The International Accounting Standards Board (IASB) issued IAS 17, Accounting for Leases, in September 1982. A lease is classified as a finance lease or operating lease. A finance lease is classified as such if it transfers substantially all the risks and rewards to the lessee. All other leases are classified as an operating lease.
The following situations would lead a lease to be classified as a finance lease:
- Transfer of ownership of the asset to the lessee at the end of the lease
- The lessee has the option to purchase the asset at an amount that is sufficiently lower than the fair value
- The lease term is for most of the assets life
- At the beginning of the lease, the present value of the minimum lease payments is equal to the fair value of the asset.
The IASB requires that the following accounting principles be applied to finance leases. The finance lease should be recorded as an asset and a liability at the lower of the fair value of the asses and the present value of the minimum lease payments, lease payments are to be apportioned between finance charges and the reduction of the principle outstanding liability, depreciation should be consistent with that of other owned assets
Lessees of finance leases disclose the carrying amount of the asset, reconciliation between total minimum lease payments and the present value, amounts of minimum lease payments as of the balance sheet date, and the present value for the next years, years 2 through 5 combined, and beyond 5 years and a general description of the lease arrangement.
Lessees of operating leases recognize the lease payments as an expense on the income statement. They should provide in the financial statement disclosure a description of the lease arrangement, including any provisions, whether there is a purchase option, and any restrictions that are imposed. Also, lease payments as of the financial statement date for the next year, years 2 through 5 combined, and beyond 5 years.
Changes to Original Standards
APB Opinion No. 31
The Accounting Principles Board issued Opinion No. 31, Disclosure of Lease Commitments by Lessees, on June 1972 with an effective date of January 1, 1974. Opinion No. 31 was developed because investors, grantors, and users of financial statements acknowledged that at the time the disclosures did not provide all the information they deemed important.
The APB issued it to clarify and now require the disclosure requirements of APB Opinion No. 5. The Board did not want to establish any disclosure requirements because the FASB had placed leases as a subject on its agenda at the time this was issued. The Board was hesitant because they did not want to bias the decision.
The Board reworded its requirements for the disclosures of operating leases. A lease that is for one year or more needs to provide the total rental expense. The minimum rental payments should be disclosed for each of the five succeeding years, each of the next three to five year periods, and the remainder should be listed as a single amount.

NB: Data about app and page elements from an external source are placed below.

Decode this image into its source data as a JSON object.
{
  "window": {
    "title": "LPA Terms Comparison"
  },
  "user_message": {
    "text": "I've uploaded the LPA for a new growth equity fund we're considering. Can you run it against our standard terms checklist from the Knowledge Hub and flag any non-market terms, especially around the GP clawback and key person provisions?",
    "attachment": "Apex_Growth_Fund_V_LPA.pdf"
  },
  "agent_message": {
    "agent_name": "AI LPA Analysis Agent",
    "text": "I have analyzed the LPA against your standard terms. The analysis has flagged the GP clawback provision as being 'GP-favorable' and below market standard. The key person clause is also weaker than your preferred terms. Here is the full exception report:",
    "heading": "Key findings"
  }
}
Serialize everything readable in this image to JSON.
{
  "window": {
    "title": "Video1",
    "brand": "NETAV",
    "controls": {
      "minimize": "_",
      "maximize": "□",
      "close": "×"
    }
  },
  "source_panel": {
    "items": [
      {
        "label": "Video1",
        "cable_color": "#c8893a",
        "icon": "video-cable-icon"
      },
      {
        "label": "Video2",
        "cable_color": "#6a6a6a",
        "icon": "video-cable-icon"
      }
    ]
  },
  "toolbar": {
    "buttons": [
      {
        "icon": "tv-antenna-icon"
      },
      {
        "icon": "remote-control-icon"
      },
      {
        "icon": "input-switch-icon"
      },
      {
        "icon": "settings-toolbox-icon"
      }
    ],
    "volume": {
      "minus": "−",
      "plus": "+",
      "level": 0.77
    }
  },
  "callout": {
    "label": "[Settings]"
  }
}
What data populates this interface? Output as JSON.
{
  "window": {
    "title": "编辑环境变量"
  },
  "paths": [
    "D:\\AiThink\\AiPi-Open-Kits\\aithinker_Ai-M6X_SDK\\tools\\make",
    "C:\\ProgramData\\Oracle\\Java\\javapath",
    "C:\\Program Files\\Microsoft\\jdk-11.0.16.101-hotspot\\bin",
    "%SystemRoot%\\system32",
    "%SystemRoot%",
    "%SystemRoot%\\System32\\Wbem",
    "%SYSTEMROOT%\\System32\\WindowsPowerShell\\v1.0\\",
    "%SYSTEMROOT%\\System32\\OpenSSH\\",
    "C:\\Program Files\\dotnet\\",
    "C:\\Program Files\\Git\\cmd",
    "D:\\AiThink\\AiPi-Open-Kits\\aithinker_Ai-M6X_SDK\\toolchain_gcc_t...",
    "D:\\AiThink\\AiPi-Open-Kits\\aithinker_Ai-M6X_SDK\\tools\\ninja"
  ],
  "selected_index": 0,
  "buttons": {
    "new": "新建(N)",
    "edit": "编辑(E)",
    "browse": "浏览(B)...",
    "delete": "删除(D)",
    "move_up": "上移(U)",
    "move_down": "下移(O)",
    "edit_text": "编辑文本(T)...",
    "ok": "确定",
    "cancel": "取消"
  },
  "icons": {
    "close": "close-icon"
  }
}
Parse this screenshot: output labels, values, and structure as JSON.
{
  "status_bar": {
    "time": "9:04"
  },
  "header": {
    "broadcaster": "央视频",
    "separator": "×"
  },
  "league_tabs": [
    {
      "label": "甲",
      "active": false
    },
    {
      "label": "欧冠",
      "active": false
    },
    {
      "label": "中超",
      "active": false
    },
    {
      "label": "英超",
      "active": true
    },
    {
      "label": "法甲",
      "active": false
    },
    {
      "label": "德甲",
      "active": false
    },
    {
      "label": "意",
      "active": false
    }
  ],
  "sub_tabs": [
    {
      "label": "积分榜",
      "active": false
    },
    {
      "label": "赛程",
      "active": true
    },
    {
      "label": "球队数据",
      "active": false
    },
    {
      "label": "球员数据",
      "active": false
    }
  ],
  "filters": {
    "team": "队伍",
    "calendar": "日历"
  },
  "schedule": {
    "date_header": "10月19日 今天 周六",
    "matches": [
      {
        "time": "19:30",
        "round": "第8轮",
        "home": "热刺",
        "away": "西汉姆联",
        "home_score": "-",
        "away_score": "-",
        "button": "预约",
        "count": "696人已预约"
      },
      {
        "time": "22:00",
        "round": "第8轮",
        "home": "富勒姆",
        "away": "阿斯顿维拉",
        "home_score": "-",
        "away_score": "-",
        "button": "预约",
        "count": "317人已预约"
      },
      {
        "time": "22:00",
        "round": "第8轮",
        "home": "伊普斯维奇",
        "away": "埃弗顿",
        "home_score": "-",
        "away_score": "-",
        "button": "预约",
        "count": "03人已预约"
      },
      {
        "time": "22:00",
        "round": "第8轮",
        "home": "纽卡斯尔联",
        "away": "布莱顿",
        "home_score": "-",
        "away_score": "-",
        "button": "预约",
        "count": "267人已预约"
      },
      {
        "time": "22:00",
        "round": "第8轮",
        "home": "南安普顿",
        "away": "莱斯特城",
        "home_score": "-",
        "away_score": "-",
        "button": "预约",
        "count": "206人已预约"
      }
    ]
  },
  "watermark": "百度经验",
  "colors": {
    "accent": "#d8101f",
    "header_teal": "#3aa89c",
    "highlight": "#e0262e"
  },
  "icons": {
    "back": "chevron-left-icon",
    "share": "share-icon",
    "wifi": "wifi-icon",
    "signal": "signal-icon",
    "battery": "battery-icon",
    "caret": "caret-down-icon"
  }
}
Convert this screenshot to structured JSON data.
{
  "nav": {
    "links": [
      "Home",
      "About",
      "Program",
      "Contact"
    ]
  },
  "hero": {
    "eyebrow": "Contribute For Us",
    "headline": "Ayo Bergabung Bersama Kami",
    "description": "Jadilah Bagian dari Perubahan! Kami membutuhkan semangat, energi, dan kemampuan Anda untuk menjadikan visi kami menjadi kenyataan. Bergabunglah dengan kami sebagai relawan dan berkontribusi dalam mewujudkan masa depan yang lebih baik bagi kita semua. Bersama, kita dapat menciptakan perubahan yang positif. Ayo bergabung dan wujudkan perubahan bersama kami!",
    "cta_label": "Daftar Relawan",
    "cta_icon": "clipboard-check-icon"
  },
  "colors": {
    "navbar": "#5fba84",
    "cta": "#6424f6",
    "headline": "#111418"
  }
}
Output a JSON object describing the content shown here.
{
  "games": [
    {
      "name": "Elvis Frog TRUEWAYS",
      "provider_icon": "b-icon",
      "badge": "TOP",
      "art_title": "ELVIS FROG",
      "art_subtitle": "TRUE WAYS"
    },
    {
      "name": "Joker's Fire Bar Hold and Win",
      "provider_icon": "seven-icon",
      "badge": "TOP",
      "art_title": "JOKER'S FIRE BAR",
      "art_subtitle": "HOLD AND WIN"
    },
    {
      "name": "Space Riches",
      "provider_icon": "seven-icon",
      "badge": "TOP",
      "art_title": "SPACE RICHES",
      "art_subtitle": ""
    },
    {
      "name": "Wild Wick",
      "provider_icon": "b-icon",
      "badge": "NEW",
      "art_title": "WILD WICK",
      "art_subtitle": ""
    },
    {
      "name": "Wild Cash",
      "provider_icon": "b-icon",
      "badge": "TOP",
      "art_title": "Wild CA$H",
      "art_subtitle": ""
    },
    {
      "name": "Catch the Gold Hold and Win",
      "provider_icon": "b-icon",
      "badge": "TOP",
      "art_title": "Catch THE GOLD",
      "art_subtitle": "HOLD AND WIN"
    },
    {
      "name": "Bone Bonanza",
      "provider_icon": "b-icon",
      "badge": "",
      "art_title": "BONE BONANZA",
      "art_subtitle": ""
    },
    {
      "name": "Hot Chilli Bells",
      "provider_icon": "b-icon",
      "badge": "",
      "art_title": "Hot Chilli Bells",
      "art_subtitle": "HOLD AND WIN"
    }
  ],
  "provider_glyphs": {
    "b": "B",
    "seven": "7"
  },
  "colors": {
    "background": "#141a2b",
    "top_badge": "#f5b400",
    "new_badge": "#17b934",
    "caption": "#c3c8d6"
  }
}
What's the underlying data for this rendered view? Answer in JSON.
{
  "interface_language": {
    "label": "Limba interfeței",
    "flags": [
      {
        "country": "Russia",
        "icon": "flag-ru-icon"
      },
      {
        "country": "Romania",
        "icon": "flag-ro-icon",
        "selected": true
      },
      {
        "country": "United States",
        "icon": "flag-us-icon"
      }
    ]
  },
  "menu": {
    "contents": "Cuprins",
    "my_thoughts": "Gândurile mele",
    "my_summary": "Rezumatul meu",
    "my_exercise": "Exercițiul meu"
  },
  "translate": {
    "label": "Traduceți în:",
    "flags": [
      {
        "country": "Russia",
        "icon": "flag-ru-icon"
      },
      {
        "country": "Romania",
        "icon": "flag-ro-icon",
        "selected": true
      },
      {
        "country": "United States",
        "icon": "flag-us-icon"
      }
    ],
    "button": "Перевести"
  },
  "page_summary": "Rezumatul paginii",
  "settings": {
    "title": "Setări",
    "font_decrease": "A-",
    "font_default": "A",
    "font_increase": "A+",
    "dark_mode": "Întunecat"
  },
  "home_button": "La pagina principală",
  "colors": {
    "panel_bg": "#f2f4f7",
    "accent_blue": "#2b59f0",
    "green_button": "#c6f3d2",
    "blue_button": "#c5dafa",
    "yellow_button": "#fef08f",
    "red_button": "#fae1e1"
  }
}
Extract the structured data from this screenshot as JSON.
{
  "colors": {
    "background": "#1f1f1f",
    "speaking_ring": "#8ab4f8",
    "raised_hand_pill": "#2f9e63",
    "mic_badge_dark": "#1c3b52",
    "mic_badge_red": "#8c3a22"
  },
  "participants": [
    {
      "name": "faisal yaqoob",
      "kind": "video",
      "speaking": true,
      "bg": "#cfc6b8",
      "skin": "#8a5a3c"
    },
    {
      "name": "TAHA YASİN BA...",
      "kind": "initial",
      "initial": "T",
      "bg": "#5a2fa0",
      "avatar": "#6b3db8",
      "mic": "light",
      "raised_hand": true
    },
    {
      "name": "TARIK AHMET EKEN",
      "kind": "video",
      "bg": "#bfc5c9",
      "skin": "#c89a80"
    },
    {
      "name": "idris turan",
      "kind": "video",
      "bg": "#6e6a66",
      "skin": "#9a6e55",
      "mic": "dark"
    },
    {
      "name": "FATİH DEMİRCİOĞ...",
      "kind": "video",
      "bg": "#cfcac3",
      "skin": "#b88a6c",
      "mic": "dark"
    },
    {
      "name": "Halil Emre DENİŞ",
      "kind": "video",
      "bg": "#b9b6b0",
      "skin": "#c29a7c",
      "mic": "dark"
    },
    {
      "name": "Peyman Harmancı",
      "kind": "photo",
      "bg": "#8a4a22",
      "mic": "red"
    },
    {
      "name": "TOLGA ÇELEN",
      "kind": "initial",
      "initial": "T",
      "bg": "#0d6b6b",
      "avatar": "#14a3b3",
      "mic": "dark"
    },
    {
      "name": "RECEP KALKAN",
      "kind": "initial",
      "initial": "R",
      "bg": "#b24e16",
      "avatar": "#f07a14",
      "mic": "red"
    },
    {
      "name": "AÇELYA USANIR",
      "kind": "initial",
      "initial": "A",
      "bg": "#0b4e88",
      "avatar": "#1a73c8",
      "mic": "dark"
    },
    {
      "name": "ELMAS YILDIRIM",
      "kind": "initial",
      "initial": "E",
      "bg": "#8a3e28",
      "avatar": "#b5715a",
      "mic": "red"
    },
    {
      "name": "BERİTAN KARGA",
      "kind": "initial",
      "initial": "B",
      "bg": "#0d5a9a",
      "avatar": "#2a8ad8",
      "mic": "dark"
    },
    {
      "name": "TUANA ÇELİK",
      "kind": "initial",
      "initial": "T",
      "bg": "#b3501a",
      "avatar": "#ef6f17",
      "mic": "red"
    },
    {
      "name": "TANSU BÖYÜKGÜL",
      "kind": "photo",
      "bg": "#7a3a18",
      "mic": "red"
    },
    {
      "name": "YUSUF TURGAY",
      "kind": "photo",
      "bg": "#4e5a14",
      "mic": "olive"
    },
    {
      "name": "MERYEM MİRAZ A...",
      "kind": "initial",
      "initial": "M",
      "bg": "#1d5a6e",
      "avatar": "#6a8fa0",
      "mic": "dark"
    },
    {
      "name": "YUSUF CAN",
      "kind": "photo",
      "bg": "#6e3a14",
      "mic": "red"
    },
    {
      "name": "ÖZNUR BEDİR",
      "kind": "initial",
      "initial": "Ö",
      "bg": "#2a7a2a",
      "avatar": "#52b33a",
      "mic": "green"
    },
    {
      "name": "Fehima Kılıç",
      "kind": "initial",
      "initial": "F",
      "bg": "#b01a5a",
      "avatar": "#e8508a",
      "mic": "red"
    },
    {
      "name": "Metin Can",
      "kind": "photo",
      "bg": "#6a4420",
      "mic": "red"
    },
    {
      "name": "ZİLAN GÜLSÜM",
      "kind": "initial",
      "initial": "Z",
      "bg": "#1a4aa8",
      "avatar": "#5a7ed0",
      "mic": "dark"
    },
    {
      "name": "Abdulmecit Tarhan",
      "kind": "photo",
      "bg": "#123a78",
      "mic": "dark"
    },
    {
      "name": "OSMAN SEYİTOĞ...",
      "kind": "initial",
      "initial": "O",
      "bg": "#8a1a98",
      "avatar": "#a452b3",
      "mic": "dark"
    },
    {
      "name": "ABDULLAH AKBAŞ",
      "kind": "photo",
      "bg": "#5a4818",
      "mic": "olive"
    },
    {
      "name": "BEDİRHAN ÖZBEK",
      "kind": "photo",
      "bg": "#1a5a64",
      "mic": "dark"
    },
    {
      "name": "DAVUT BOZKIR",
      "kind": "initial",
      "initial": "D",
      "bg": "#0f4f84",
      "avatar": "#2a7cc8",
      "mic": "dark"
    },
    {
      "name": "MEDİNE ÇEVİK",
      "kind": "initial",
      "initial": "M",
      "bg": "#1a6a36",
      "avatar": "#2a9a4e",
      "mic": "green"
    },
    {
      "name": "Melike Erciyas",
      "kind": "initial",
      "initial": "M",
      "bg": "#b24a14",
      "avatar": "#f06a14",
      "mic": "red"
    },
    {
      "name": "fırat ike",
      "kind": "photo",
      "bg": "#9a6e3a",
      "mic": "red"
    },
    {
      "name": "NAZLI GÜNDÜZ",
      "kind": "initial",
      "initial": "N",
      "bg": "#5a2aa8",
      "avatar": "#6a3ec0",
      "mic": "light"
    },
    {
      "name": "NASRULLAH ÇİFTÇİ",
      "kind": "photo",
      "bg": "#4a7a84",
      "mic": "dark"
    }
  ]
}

Additional disclosures that should be included are whether the payments are dependent upon any factors other than time, if so what is the basis for calculating the payments, is there a purchase or renewal option, and any restrictions.